Component data from apps and pages

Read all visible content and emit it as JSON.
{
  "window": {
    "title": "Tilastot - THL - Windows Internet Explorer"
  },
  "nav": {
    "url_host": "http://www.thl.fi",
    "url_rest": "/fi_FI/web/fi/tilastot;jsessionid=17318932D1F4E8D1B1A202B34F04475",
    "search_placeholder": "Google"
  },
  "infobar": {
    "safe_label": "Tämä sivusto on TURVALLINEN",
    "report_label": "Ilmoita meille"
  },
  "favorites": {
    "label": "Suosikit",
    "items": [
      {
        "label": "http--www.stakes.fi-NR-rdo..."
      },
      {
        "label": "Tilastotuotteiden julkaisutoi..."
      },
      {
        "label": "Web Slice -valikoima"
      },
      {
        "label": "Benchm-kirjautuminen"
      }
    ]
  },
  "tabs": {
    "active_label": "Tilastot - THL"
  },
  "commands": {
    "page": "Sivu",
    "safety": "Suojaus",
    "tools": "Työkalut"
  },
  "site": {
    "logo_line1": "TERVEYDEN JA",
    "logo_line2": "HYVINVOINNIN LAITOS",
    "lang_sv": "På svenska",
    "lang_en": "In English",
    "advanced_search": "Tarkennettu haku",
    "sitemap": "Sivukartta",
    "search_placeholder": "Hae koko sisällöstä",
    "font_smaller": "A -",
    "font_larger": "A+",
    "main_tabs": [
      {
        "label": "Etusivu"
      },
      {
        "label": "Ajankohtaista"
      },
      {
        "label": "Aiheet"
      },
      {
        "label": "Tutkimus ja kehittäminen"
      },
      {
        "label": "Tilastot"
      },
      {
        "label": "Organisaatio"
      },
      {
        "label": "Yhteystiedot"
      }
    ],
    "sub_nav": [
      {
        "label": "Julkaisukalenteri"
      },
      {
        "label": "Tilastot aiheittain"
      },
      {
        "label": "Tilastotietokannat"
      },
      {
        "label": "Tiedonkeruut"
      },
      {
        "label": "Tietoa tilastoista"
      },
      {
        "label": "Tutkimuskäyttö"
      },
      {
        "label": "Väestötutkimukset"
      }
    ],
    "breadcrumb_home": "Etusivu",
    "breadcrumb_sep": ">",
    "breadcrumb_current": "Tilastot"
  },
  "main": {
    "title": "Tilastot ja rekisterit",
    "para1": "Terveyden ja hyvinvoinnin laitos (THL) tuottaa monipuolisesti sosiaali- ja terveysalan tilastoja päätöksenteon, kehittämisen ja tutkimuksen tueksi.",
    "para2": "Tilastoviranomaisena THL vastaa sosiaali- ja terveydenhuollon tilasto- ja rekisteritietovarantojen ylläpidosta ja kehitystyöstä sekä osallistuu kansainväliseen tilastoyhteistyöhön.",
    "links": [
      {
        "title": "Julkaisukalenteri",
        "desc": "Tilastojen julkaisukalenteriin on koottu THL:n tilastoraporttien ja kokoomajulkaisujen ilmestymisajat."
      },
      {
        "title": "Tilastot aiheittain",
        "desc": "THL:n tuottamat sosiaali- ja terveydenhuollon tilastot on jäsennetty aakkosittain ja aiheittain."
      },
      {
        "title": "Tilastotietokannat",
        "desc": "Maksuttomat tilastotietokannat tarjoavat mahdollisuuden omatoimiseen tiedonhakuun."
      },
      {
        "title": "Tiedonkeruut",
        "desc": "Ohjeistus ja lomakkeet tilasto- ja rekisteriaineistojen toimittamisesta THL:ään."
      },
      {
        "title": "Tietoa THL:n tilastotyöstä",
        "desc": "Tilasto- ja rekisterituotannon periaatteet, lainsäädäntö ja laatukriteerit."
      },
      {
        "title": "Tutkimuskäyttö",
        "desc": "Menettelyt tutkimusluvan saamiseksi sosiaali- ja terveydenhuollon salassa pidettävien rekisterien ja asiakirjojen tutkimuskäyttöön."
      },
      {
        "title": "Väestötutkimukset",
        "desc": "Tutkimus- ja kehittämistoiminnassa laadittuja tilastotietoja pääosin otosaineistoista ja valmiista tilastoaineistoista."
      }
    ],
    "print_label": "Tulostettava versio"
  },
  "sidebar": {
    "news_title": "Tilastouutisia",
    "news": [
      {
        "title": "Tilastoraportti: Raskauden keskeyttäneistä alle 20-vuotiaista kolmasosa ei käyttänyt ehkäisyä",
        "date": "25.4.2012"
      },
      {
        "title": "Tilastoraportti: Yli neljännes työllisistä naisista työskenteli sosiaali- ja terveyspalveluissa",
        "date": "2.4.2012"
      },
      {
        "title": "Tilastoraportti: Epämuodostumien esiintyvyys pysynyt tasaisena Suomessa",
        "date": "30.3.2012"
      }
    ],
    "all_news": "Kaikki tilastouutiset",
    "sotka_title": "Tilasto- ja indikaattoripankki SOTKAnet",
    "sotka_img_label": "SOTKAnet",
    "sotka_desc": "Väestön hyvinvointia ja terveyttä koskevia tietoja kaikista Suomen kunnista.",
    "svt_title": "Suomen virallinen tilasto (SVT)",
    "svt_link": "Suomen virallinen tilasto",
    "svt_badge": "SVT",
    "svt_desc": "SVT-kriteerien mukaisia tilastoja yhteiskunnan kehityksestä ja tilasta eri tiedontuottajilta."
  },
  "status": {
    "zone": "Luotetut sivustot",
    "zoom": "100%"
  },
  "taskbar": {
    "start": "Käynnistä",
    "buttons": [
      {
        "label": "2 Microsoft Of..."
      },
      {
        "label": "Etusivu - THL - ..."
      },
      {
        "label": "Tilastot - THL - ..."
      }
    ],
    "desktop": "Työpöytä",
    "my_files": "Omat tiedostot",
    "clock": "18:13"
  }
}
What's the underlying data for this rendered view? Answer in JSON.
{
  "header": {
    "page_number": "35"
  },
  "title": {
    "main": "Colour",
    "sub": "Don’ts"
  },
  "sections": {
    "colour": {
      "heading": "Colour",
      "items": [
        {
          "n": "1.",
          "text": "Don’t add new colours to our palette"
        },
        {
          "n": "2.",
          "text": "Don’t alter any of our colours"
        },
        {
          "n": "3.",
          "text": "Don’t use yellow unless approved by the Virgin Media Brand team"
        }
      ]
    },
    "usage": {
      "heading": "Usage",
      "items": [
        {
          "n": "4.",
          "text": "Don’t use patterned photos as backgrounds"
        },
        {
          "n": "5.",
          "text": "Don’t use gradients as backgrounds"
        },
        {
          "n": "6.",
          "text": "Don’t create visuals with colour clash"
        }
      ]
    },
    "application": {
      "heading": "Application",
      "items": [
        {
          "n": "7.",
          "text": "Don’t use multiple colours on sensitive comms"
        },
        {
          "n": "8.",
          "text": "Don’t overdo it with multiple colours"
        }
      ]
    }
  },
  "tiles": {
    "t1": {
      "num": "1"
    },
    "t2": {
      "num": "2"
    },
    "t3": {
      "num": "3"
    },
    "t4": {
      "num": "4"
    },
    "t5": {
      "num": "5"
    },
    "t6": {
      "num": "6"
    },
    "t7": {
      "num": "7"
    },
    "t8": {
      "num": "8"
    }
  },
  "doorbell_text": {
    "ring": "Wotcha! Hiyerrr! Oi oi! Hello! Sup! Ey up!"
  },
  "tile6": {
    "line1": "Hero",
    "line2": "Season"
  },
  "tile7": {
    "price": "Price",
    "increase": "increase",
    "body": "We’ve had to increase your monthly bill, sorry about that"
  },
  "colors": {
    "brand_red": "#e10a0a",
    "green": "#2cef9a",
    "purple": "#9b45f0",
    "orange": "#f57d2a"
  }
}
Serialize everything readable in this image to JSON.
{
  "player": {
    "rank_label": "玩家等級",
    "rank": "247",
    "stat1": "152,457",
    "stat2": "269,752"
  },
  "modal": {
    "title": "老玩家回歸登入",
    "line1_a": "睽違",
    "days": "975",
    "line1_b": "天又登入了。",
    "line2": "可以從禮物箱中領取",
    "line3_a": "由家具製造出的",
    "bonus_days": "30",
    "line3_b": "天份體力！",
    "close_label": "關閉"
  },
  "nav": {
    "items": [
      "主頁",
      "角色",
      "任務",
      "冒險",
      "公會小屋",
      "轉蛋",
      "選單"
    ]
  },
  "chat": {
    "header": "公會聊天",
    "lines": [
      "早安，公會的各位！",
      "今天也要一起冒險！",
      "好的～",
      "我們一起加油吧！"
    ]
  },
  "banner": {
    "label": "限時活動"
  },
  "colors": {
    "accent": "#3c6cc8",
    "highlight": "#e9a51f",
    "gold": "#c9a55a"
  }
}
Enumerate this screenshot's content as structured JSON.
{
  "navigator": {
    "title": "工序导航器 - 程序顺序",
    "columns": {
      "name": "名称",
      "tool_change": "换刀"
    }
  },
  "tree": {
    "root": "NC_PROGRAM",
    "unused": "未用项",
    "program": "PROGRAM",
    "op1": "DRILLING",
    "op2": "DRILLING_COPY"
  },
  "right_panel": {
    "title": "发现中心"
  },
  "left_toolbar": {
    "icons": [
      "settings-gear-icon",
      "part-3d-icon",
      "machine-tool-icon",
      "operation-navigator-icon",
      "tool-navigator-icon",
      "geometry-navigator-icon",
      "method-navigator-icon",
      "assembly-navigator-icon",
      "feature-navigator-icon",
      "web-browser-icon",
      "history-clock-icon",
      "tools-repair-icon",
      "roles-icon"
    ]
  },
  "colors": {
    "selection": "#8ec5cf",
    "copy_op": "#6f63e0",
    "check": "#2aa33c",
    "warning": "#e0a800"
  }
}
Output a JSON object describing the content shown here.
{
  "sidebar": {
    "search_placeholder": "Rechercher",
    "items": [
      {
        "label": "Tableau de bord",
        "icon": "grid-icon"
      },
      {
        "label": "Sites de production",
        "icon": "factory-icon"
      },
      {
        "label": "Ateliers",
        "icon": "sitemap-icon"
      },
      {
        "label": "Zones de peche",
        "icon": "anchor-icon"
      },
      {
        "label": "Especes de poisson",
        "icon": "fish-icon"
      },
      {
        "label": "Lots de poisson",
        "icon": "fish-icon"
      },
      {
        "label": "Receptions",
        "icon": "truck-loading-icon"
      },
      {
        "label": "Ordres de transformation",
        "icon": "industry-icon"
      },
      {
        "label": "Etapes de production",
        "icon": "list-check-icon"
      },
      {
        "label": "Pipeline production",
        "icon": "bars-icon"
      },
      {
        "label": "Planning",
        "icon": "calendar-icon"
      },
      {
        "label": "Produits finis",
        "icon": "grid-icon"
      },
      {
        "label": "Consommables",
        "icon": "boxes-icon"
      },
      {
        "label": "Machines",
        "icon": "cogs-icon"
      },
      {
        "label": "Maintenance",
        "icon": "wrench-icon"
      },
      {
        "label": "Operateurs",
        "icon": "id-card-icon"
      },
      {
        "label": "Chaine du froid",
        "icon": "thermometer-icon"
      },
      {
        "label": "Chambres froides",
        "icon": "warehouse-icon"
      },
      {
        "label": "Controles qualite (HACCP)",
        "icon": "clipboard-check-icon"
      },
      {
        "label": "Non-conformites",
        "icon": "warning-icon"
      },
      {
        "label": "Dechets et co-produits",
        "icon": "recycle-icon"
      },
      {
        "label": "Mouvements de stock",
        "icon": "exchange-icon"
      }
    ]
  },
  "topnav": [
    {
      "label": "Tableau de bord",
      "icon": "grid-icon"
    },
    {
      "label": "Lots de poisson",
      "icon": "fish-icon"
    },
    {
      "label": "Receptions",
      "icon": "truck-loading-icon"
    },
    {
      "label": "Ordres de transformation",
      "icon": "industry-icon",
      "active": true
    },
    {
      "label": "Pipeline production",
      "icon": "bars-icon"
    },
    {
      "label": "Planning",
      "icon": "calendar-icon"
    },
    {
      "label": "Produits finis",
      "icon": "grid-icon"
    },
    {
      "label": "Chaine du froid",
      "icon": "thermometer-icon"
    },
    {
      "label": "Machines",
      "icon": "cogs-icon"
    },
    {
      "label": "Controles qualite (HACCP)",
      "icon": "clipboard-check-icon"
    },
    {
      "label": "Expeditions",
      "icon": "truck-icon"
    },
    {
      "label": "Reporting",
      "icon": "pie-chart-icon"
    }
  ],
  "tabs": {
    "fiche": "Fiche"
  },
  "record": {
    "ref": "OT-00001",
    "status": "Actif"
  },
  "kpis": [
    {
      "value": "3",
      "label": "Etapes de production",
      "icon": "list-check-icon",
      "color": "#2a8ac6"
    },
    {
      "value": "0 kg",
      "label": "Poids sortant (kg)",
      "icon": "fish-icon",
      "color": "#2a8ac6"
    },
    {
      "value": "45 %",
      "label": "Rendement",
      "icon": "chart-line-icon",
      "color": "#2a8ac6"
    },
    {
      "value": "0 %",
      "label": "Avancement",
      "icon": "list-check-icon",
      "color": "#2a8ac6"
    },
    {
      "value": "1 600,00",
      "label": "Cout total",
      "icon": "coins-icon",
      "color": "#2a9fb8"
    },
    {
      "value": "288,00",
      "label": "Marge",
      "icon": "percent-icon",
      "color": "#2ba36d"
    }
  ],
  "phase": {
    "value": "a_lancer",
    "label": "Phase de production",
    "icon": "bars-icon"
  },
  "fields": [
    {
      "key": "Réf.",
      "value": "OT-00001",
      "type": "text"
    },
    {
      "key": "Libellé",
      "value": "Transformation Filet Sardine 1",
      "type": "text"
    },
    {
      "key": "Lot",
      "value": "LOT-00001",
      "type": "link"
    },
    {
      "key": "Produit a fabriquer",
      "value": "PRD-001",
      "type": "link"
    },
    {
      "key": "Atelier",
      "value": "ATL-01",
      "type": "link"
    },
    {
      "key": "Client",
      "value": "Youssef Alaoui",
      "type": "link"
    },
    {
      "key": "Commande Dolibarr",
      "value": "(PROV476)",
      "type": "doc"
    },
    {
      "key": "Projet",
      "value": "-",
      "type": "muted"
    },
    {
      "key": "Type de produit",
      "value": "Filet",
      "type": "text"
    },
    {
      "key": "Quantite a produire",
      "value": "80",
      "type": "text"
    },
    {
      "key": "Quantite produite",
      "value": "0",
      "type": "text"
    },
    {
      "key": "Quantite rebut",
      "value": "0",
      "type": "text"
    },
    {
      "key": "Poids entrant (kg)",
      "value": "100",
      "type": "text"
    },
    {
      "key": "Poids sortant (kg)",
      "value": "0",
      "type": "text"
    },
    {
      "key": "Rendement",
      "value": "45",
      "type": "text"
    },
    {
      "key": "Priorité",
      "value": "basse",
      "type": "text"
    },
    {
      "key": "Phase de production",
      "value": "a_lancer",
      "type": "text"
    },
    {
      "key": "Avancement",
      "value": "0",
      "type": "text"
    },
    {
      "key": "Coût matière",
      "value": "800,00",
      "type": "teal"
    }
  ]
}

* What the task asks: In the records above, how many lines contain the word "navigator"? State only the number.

* The completed task: 7